Data about app and page elements:
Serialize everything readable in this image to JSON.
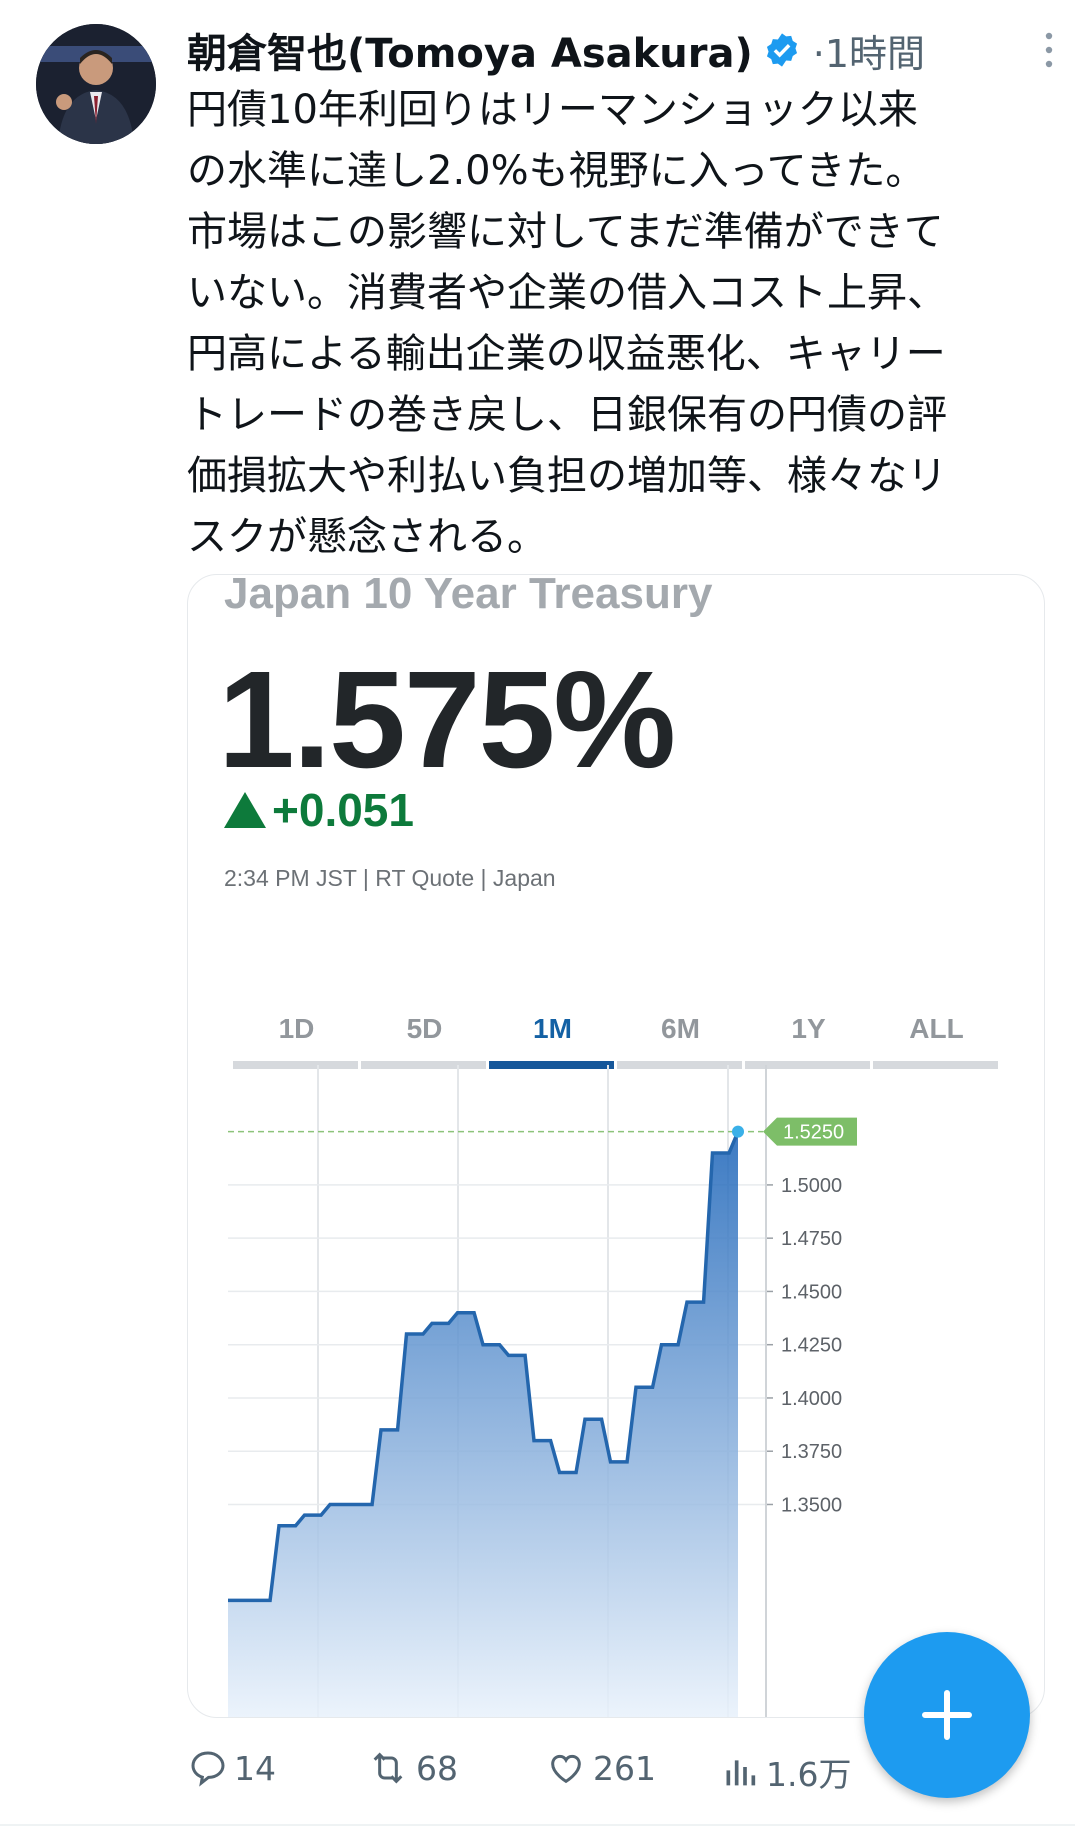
{
  "tweet": {
    "author_name": "朝倉智也(Tomoya Asakura)",
    "timestamp": "·1時間",
    "text_lines": [
      "円債10年利回りはリーマンショック以来",
      "の水準に達し2.0%も視野に入ってきた。",
      "市場はこの影響に対してまだ準備ができて",
      "いない。消費者や企業の借入コスト上昇、",
      "円高による輸出企業の収益悪化、キャリー",
      "トレードの巻き戻し、日銀保有の円債の評",
      "価損拡大や利払い負担の増加等、様々なリ",
      "スクが懸念される。"
    ]
  },
  "quote": {
    "title": "Japan 10 Year Treasury",
    "price": "1.575%",
    "change": "+0.051",
    "meta": "2:34 PM JST | RT Quote | Japan",
    "tabs": [
      "1D",
      "5D",
      "1M",
      "6M",
      "1Y",
      "ALL"
    ],
    "active_tab": "1M"
  },
  "chart_data": {
    "type": "area",
    "title": "",
    "ylim": [
      1.3,
      1.53
    ],
    "y_ticks": [
      "1.5000",
      "1.4750",
      "1.4500",
      "1.4250",
      "1.4000",
      "1.3750",
      "1.3500"
    ],
    "last_value_label": "1.5250",
    "values": [
      1.305,
      1.305,
      1.34,
      1.345,
      1.35,
      1.35,
      1.385,
      1.43,
      1.435,
      1.44,
      1.425,
      1.42,
      1.38,
      1.365,
      1.39,
      1.37,
      1.405,
      1.425,
      1.445,
      1.515,
      1.525
    ],
    "colors": {
      "line": "#2466ad",
      "fill_top": "#1a63b8",
      "fill_bottom": "#e8f1fb",
      "label_bg": "#7dbe68"
    }
  },
  "actions": {
    "replies": "14",
    "retweets": "68",
    "likes": "261",
    "views": "1.6万"
  },
  "icons": [
    "verified-badge-icon",
    "more-icon",
    "reply-icon",
    "retweet-icon",
    "like-icon",
    "views-icon",
    "plus-icon"
  ]
}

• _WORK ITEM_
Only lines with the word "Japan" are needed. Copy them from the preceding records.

• _ANSWER FOR THE TASK_
    "title": "Japan 10 Year Treasury",
    "meta": "2:34 PM JST | RT Quote | Japan",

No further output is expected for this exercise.